Exercise objective: Return every line of the data below that includes the string "JSON".

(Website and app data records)
++++++++++++++++++++
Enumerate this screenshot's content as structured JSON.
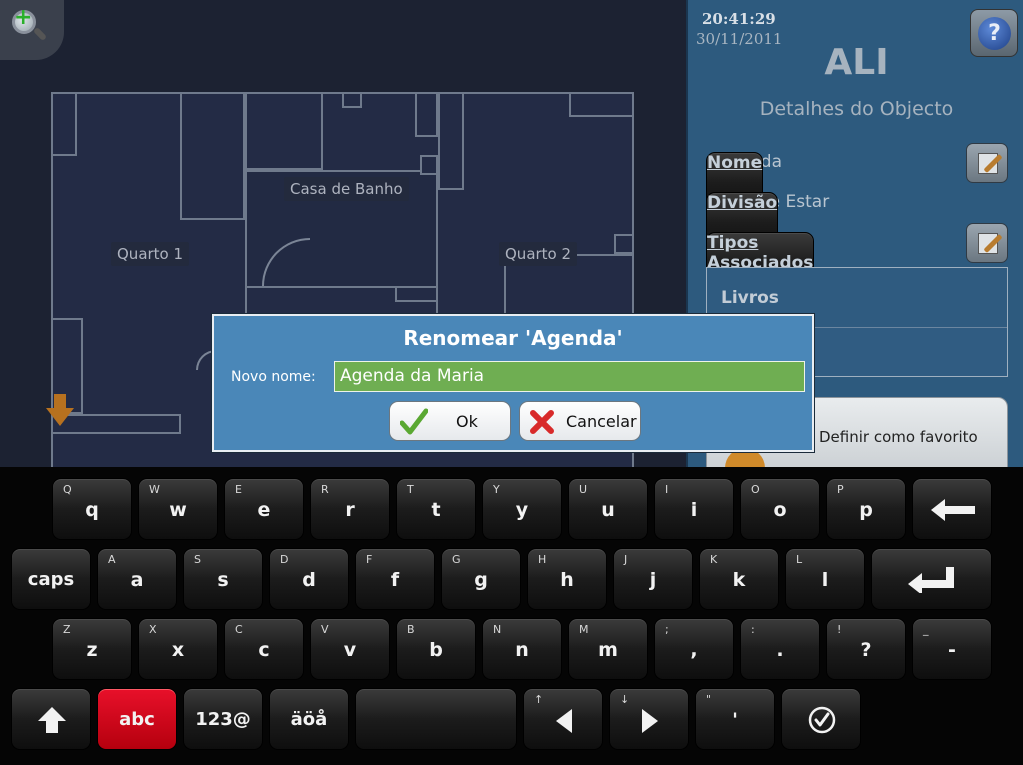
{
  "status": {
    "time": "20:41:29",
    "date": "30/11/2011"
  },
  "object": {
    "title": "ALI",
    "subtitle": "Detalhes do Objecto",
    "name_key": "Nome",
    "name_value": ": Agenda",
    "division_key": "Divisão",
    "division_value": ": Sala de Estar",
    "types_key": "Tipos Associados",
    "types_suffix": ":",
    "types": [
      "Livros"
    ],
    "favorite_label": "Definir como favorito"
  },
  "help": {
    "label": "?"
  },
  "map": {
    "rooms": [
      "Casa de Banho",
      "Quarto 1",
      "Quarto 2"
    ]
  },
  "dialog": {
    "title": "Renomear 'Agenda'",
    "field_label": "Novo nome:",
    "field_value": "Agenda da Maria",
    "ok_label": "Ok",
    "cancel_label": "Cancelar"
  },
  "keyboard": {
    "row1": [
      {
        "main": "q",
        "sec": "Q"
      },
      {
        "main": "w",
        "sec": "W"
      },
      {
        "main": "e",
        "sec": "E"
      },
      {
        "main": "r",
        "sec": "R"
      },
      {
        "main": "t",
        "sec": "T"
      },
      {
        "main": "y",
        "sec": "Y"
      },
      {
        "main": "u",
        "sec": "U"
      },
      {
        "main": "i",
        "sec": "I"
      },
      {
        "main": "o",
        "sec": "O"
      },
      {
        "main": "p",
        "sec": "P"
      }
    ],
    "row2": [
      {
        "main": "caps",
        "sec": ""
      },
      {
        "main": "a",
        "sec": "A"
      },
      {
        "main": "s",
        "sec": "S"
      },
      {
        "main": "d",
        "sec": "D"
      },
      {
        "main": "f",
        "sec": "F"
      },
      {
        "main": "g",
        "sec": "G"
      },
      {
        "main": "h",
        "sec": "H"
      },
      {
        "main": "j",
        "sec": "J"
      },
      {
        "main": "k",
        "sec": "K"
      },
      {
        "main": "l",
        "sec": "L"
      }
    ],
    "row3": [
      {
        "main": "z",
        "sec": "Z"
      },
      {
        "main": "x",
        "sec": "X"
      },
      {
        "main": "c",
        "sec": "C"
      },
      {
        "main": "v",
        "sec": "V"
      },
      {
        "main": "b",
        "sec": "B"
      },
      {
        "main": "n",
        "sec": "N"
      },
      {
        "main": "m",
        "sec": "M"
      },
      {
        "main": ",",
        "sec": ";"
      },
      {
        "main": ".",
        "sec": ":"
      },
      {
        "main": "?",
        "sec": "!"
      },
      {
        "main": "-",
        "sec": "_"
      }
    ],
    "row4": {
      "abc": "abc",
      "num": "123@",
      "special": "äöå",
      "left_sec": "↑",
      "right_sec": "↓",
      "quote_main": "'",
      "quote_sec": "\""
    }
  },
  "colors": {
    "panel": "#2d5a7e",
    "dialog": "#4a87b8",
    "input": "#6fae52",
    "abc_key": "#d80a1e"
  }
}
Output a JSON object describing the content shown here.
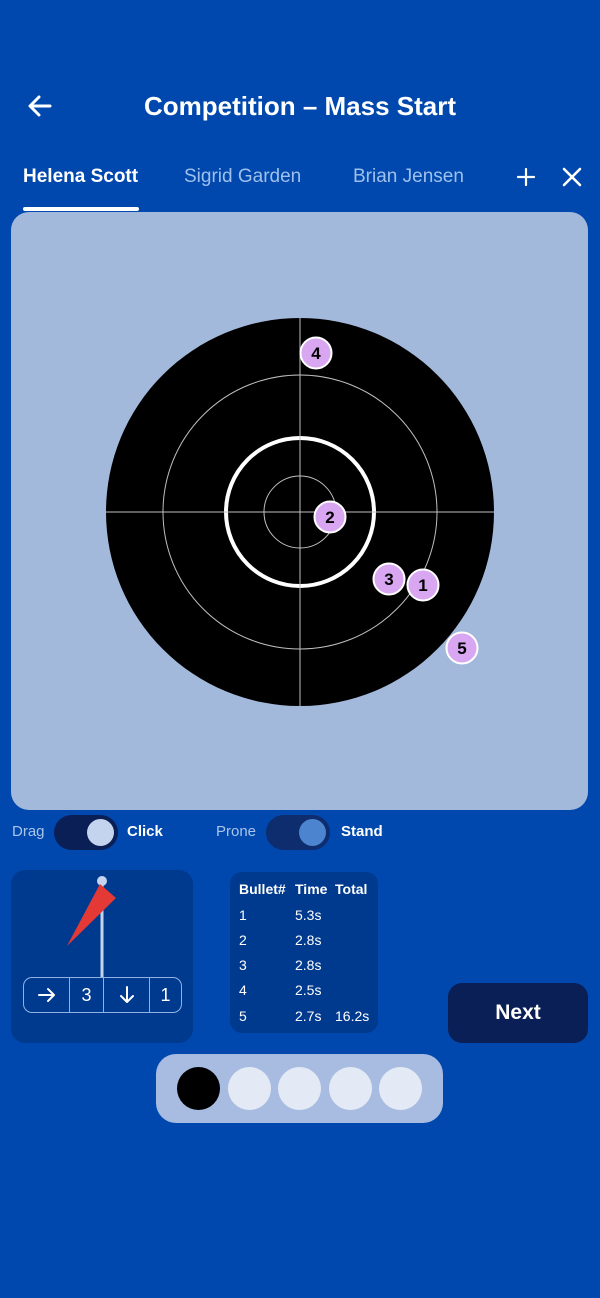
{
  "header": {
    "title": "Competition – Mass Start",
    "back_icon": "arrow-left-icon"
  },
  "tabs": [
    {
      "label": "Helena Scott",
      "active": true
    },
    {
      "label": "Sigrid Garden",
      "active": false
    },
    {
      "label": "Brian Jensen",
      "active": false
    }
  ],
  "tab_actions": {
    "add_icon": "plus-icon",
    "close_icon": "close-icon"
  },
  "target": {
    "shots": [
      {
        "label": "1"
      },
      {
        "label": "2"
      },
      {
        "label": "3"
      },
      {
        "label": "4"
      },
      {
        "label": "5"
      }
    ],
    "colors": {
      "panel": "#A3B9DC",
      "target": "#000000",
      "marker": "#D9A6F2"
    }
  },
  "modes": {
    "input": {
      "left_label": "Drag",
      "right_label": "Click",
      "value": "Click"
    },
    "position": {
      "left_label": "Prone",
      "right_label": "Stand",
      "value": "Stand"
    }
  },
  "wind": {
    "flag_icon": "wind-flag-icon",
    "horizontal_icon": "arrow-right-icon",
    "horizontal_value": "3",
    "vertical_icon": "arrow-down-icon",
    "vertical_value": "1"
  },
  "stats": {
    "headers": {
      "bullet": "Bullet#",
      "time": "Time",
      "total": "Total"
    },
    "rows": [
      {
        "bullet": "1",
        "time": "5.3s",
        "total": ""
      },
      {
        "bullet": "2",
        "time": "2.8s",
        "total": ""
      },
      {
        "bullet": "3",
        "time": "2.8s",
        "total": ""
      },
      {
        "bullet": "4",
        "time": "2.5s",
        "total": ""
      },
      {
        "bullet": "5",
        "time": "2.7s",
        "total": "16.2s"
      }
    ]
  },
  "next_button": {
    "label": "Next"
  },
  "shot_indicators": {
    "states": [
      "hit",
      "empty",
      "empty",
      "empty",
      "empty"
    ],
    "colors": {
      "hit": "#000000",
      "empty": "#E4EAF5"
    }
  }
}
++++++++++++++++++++
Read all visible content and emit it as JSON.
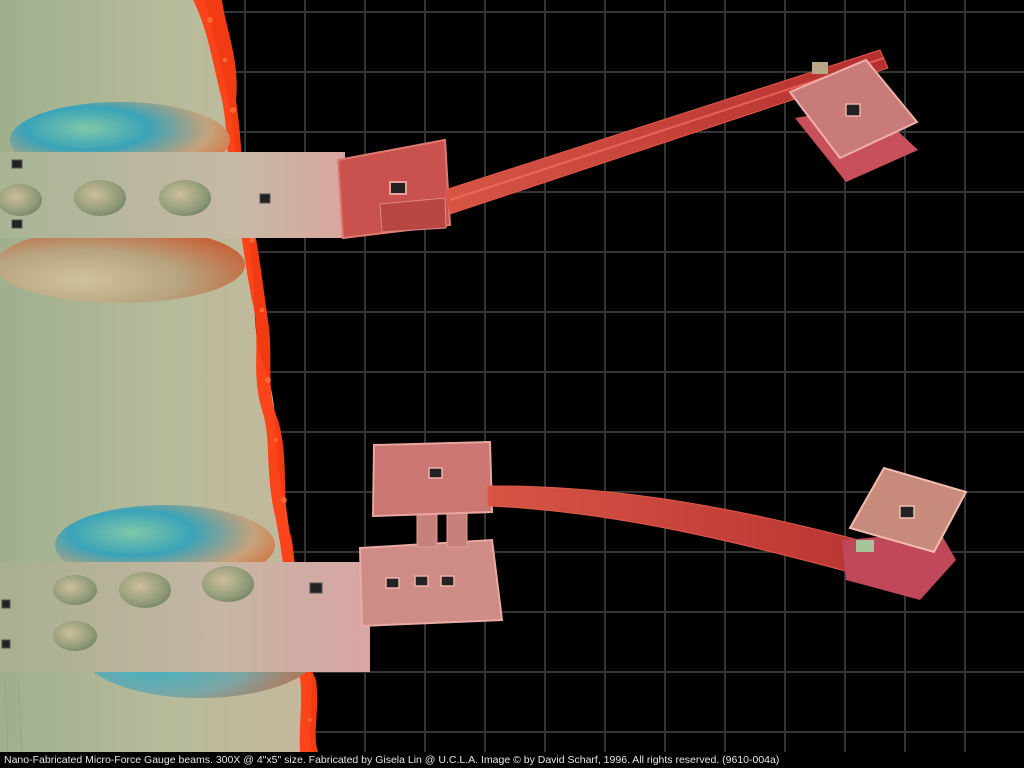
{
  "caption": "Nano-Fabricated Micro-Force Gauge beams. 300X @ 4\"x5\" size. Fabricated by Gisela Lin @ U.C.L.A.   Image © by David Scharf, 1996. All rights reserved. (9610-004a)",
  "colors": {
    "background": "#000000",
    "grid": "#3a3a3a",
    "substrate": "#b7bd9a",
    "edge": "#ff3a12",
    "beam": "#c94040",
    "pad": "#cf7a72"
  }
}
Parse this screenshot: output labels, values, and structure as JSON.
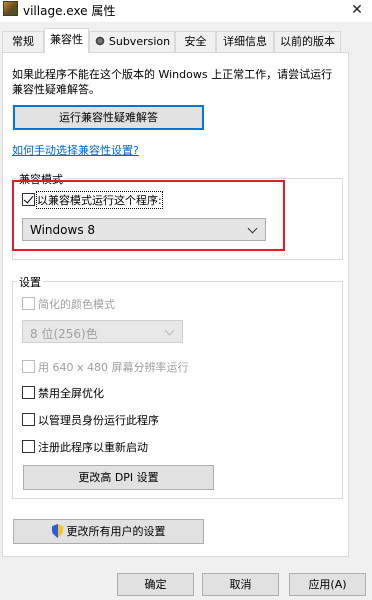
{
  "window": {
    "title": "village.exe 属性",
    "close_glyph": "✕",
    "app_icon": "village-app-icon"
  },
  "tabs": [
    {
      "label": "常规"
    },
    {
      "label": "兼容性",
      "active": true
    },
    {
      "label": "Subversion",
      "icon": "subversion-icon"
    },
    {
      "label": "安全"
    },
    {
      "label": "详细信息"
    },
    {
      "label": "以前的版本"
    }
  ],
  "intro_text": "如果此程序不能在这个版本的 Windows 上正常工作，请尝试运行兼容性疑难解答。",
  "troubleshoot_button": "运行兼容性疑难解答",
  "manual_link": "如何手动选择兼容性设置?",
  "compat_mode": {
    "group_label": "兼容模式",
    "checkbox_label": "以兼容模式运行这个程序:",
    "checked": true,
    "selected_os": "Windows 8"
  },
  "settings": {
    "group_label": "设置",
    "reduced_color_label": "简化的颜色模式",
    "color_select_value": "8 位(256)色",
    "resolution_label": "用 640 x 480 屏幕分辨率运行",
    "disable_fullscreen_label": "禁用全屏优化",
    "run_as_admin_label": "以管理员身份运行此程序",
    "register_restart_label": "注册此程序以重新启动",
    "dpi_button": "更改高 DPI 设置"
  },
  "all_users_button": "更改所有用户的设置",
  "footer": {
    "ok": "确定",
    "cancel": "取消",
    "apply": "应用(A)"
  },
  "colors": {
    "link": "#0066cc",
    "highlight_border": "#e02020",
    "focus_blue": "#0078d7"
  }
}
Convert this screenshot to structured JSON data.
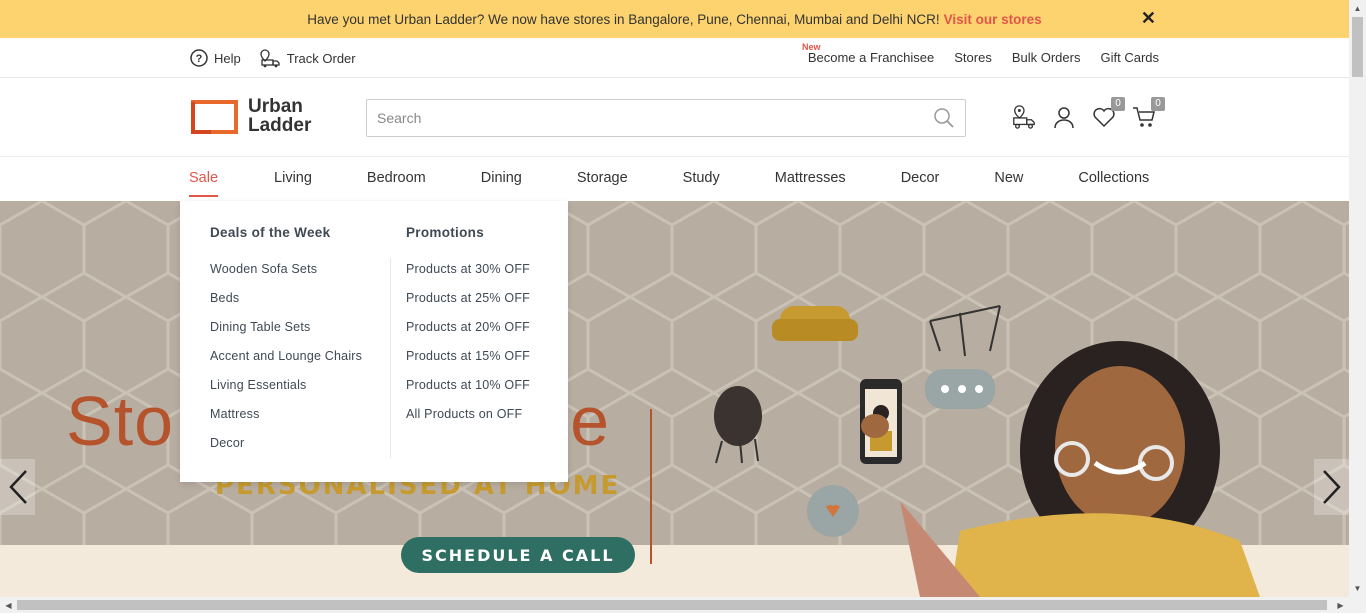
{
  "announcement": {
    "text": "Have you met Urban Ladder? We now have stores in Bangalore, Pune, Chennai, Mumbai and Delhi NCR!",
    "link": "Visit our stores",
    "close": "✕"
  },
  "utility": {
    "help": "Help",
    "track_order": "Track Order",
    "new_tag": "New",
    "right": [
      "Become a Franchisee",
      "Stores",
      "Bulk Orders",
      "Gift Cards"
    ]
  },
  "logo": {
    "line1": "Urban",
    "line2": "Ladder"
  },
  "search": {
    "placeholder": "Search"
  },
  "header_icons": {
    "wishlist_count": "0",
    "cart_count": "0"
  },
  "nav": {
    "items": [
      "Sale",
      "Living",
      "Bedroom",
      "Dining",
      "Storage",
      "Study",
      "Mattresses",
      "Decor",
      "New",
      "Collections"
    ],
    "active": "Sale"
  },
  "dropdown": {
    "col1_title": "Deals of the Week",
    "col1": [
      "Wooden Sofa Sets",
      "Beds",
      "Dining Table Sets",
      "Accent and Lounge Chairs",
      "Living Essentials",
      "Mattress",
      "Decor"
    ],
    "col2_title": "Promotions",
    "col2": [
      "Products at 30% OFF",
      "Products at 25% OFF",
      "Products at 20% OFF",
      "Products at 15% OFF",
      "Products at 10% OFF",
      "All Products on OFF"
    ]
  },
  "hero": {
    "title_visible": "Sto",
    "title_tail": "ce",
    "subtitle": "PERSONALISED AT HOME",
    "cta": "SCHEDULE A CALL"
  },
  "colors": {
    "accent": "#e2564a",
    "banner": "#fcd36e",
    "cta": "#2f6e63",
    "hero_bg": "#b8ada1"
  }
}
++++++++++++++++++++
Answer to the problem:
Enumerate this screenshot's content as structured JSON.
Output a JSON object describing the content shown here.
Read all visible content and emit it as JSON.
Parse this screenshot: output labels, values, and structure as JSON.
Convert this screenshot to structured JSON data.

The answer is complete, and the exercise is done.